Remarkably, his cover was rarely blown. “There was a scene when he went to a Jacuzzi and dropped a colostomy bag in the water,” Gardner explains. “The producer overheard a 10-year-old kid turning to his dad and saying, ‘Dad, that’s Johnny Knoxville.’ His dad didn’t believe him – he said: ‘Look at all the wrinkles on his stomach. It’s a real guy.’ It turned out the dad was a doctor!”
Gardner, who is 50, grew up in Ohio but moved to California in the 1980s to study film at USC. Ostensibly as part of his studies, he engineered a meeting with legendary special-effects man Rick Baker, who offered him a four-week job as a production runner. “Four weeks turned into four years,” Gardner says.
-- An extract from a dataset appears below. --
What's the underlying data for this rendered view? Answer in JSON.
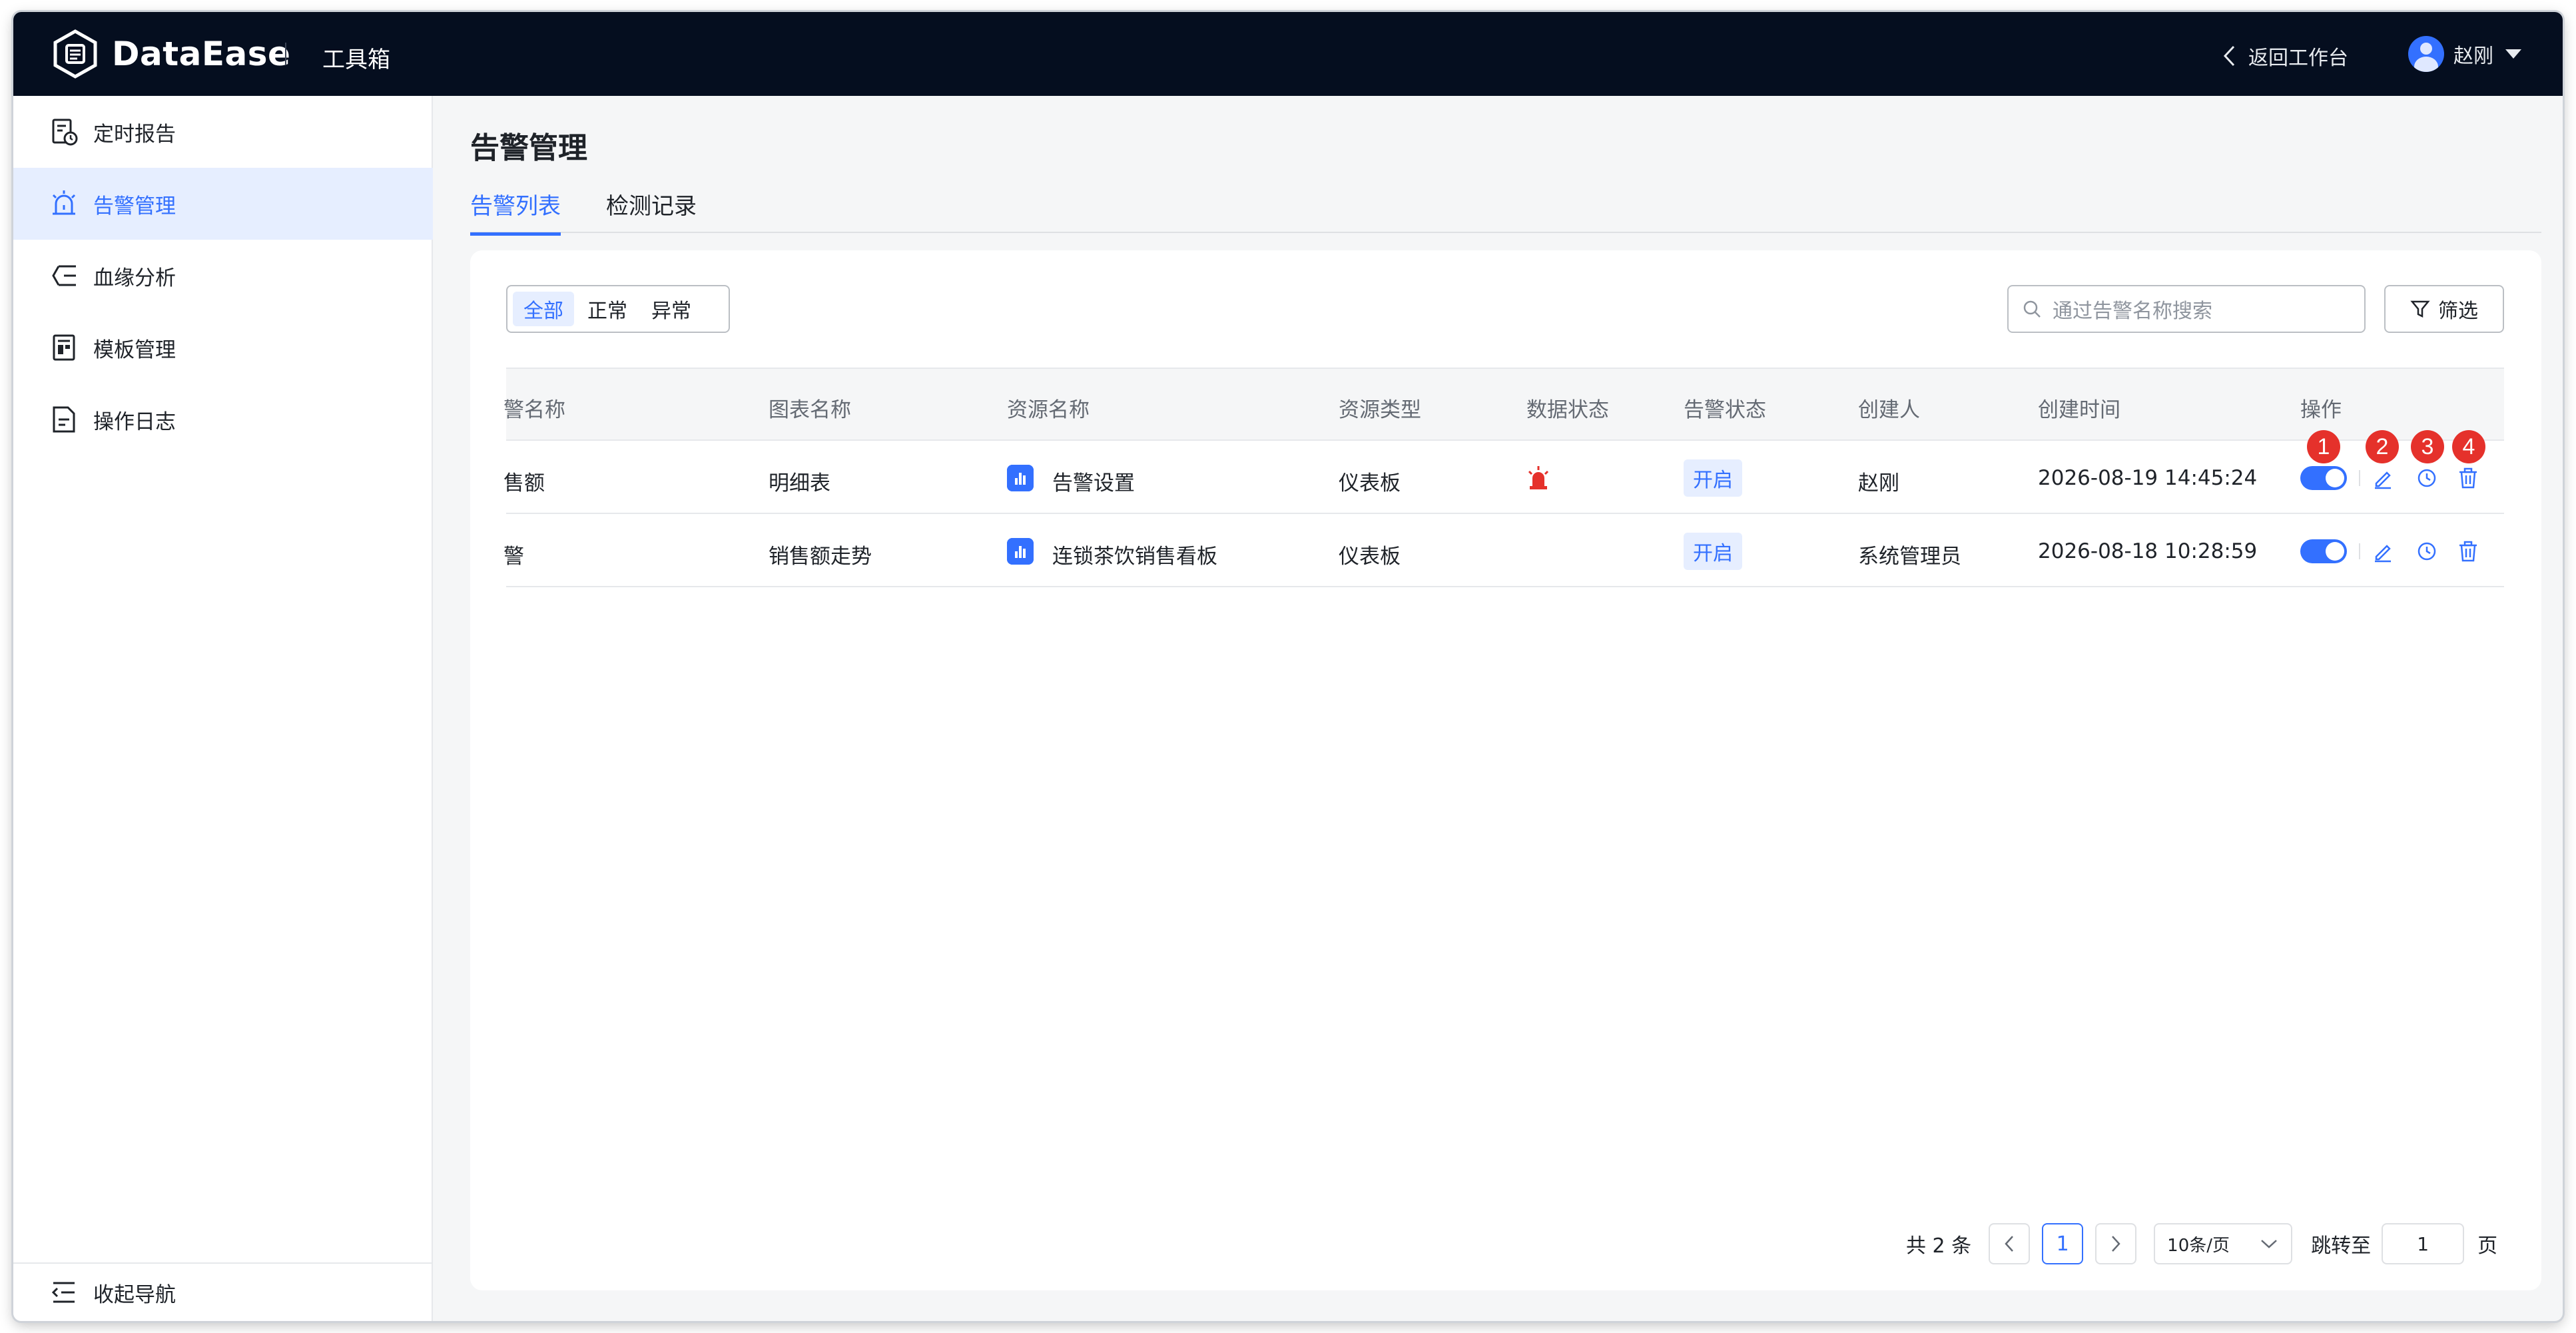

He subsequently worked with Baker on projects as varied as the music video for Michael Jackson’s Thriller and Gorillas in the Mist, and established his own company while working on the cult horror The Return of the Living Dead in 1985.
One of the key members of the Jackass gang is writer-director Spike Jonze, whom Gardner met while working on David O Russell’s Gulf War movie Three Kings, in 1999. “Spike was one of the people I was doing make-up on,” Gardner recalls. “He kept saying, ‘I’ve got to get back and edit my movie.’ I was like, ‘Oh God, this is one of those actors who wants to be a director.’ But we really hit it off, and it turned out later that he was in the middle of editing Being John Malkovich.”
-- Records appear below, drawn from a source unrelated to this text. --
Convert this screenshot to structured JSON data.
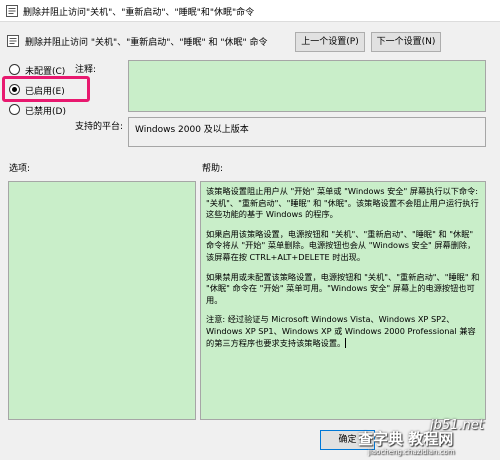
{
  "window": {
    "title": "删除并阻止访问\"关机\"、\"重新启动\"、\"睡眠\"和\"休眠\"命令"
  },
  "header": {
    "setting_name": "删除并阻止访问 \"关机\"、\"重新启动\"、\"睡眠\" 和 \"休眠\" 命令",
    "prev_button": "上一个设置(P)",
    "next_button": "下一个设置(N)"
  },
  "radios": [
    {
      "label": "未配置(C)",
      "checked": false
    },
    {
      "label": "已启用(E)",
      "checked": true
    },
    {
      "label": "已禁用(D)",
      "checked": false
    }
  ],
  "highlight_color": "#e8196f",
  "comment": {
    "label": "注释:",
    "value": ""
  },
  "platform": {
    "label": "支持的平台:",
    "value": "Windows 2000 及以上版本"
  },
  "options": {
    "label": "选项:"
  },
  "help": {
    "label": "帮助:",
    "paragraphs": [
      "该策略设置阻止用户从 \"开始\" 菜单或 \"Windows 安全\" 屏幕执行以下命令: \"关机\"、\"重新启动\"、\"睡眠\" 和 \"休眠\"。该策略设置不会阻止用户运行执行这些功能的基于 Windows 的程序。",
      "如果启用该策略设置，电源按钮和 \"关机\"、\"重新启动\"、\"睡眠\" 和 \"休眠\" 命令将从 \"开始\" 菜单删除。电源按钮也会从 \"Windows 安全\" 屏幕删除，该屏幕在按 CTRL+ALT+DELETE 时出现。",
      "如果禁用或未配置该策略设置，电源按钮和 \"关机\"、\"重新启动\"、\"睡眠\" 和 \"休眠\" 命令在 \"开始\" 菜单可用。\"Windows 安全\" 屏幕上的电源按钮也可用。",
      "注意: 经过验证与 Microsoft Windows Vista、Windows XP SP2、Windows XP SP1、Windows XP 或 Windows 2000 Professional 兼容的第三方程序也要求支持该策略设置。"
    ]
  },
  "footer": {
    "ok_button": "确定"
  },
  "watermark": {
    "line1": "jb51.net",
    "line2": "查字典 教程网",
    "line3": "jiaocheng.chazidian.com"
  }
}
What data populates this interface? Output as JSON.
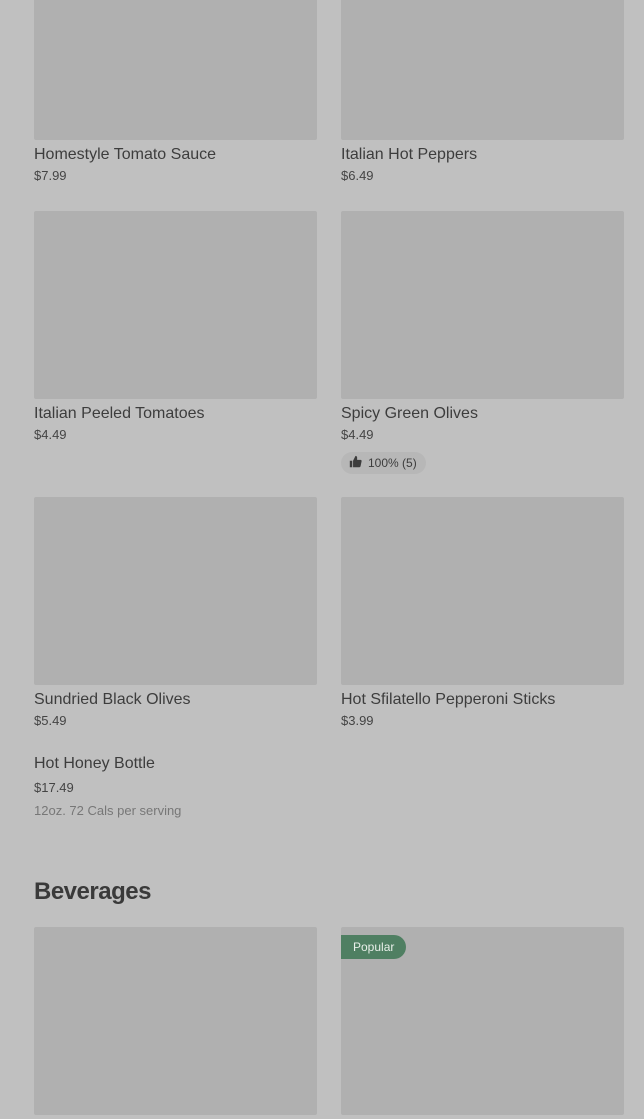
{
  "products": [
    {
      "name": "Homestyle Tomato Sauce",
      "price": "$7.99"
    },
    {
      "name": "Italian Hot Peppers",
      "price": "$6.49"
    },
    {
      "name": "Italian Peeled Tomatoes",
      "price": "$4.49"
    },
    {
      "name": "Spicy Green Olives",
      "price": "$4.49",
      "rating": "100% (5)"
    },
    {
      "name": "Sundried Black Olives",
      "price": "$5.49"
    },
    {
      "name": "Hot Sfilatello Pepperoni Sticks",
      "price": "$3.99"
    },
    {
      "name": "Hot Honey Bottle",
      "price": "$17.49",
      "description": "12oz. 72 Cals per serving"
    }
  ],
  "section": {
    "title": "Beverages"
  },
  "beverages": [
    {
      "badge": ""
    },
    {
      "badge": "Popular"
    }
  ],
  "icons": {
    "rating": "thumbs-up-icon"
  },
  "colors": {
    "background": "#c0c0c0",
    "image_placeholder": "#b0b0b0",
    "badge": "#4f7f62"
  }
}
Gardner worked on Jonze’s second film, Adaptation, and then Jonze introduced him to Guy-Manuel de Homem-Christo and Thomas Bangalter, better known as the enigmatic French dance duo Daft Punk. Alterian was instrumental in the design of the helmets worn by the band for their public appearances. Gardner and Bangalter bonded over a shared love for the 1950s sci-fi classic The Day the Earth Stood Still, and the helmets were influenced by the Gort, that movie’s alien robot.
Alterian recently completed work on the comedy sequel Dumb and Dumber To, though the firm’s relationship with gross-out auteurs the Farrelly Brothers stretches back to There’s Something About Mary in 1998. “I had little kids at the time and I was taking phone-calls at home that involved asking people things like, ‘The sperm on Ben Stiller’s ear: is it clear or white? How long is it? Is it chunky? The boobs: do you want her nipples out or down? The balls in the zipper: do you want veins?’ These are not conversations you want your kids to hear!”
Today, the SFX industry is under threat from the rise of its rival, VFX, and Gardner explains that where Alterian might once have made creature suits for actors, film-makers now just cover their actors in coloured dots and add the creatures as post-production CGI. Though the company specialises in overweight and old-age make-up such as Zisman’s, even that business is being usurped. “There are films being shot as we speak, with younger actors playing older, and they’re experimenting with dots and digital make-up instead of physical.”
For the real-life survival drama 127 Hours, Alterian made the fake arm that James Franco sawed off using a blunt penknife. The prosthetic was so anatomically convincing that Gardner has started a side business creating life-like babies and combat wounds to help train emergency room doctors and army medics.
And yet, he says, manufacturing believable make-up is only half the battle. “Half the success of make-up is the person wearing it. With James Franco, the arm was great, but if he hadn’t made it real, you wouldn’t have bought it. We can make Johnny Knoxville look 80-something, but if he doesn’t own it and sell you on it, you’re not going to buy it. It’s a collaboration.”
Jackass presents: Bad Grandpa is out on Blu-ray and DVD nowReuse content